Dead Wake: The Last Crossing of the Lusitania
I spotted at least one review that described Dead Wake as a novel. It's not; it's thoroughly researched and well-supported non-fiction. Nonetheless, it reads very much like a thriller. In fact, I kept thinking of Frederick Forsyth's The Day of the Jackal. As in the novel, there are two parallel plotlines counting down to zero hour, where they meet. And, also as in the novel, knowing how it comes out does nothing to spoil the suspense.
The other thing I kept thinking, more soberingly, was: "9/11". Not for the specific events, but for the psychological impact.
This isn't an academic book. Larson doesn't have a thesis to propound, or an axe to grind, or a startling new revelation. What he has--and he himself says as much--is a terrific story, with tremendous pacing and a (mostly) solid handle on a large cast of characters ... and it's all true.
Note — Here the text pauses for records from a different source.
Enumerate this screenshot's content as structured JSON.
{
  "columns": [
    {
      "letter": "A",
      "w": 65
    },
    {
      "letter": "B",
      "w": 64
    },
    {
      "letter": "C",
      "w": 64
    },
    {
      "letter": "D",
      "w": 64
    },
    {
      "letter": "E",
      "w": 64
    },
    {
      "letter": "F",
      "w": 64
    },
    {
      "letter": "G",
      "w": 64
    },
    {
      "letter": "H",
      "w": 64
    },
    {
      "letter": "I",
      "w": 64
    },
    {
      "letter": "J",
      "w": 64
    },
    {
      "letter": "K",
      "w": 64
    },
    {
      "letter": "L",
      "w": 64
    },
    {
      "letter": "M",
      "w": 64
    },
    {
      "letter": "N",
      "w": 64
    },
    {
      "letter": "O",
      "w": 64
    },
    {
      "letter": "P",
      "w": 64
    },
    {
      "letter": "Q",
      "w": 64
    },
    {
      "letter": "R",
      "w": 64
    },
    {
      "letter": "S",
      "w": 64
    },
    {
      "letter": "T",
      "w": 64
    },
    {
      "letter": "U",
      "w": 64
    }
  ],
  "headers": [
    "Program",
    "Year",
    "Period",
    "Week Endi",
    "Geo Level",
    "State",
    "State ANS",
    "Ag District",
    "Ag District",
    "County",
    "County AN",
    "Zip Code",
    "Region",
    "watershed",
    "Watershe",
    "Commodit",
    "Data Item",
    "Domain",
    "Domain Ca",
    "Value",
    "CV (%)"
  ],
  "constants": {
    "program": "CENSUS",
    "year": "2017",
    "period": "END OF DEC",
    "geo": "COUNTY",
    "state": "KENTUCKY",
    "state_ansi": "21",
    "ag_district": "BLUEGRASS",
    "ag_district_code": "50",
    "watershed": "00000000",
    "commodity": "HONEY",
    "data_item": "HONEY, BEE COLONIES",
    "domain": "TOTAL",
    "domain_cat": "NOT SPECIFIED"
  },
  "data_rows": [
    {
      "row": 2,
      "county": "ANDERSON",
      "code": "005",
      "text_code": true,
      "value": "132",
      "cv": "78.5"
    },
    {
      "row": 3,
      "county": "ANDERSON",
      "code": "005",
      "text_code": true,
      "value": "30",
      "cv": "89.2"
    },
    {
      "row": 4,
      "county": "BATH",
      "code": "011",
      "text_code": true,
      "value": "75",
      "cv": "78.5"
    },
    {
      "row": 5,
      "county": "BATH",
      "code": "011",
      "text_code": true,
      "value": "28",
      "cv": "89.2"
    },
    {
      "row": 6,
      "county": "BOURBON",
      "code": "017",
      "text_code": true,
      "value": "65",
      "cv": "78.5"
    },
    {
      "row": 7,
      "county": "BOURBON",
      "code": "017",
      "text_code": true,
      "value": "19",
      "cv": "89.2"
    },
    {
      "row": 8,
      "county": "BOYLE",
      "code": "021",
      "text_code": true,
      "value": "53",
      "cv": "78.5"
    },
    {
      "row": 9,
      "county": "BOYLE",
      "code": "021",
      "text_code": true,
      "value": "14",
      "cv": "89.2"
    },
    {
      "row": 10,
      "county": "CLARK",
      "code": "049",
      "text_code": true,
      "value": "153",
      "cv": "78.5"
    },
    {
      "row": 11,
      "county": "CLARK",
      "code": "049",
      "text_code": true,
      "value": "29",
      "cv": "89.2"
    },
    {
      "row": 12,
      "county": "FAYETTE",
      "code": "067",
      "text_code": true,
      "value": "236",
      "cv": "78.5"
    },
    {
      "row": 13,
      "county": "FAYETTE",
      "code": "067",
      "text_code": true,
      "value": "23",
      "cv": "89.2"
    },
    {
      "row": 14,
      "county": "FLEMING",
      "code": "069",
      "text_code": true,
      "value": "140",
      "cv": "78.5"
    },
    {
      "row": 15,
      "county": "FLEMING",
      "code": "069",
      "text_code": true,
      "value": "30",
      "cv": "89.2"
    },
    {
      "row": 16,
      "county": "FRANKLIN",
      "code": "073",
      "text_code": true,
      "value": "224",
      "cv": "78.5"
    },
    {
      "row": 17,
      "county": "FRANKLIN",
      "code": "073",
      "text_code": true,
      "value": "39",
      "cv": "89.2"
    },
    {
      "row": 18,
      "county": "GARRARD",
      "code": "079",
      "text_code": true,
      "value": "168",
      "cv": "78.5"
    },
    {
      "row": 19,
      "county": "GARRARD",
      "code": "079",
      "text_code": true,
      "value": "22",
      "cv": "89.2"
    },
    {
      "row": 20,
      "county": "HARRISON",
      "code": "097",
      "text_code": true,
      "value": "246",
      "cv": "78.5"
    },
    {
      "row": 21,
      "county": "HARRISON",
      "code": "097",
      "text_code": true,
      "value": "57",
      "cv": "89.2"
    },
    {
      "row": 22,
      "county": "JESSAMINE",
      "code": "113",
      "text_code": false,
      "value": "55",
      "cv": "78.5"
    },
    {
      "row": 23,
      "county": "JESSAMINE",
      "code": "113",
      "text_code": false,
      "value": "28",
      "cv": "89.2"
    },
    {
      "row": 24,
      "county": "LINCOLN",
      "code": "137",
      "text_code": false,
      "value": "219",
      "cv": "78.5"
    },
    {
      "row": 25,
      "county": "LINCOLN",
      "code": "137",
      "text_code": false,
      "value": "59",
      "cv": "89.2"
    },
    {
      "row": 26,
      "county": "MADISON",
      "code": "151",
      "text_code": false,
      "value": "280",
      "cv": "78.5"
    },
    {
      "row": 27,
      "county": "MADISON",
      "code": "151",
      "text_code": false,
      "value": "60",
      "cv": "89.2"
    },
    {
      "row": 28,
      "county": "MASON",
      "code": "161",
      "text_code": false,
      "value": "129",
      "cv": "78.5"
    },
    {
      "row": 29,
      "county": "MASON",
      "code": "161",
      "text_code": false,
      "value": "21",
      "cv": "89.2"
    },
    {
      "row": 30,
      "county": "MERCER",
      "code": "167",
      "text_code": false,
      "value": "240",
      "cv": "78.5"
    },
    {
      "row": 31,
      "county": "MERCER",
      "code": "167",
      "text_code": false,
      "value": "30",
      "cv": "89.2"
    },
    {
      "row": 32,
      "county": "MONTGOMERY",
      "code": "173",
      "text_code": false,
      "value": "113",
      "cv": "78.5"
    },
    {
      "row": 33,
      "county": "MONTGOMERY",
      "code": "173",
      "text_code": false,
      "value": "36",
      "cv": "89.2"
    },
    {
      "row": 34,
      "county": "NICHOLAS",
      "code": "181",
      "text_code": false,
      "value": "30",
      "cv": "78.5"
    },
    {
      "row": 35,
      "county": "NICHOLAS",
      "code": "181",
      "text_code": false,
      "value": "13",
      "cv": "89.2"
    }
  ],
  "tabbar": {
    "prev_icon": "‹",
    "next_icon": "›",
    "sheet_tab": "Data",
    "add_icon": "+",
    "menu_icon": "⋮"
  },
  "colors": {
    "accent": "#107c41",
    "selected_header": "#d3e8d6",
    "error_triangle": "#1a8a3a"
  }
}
The obvious non-fiction parallel to Dead Wake is Walter Lord's A Night to Remember, about the Titanic. That's a great book, to be sure, but since I've mentioned Walter Lord I can't help giving a plug to his Incredible Victory--the one book that did the most to turn me into a history reader.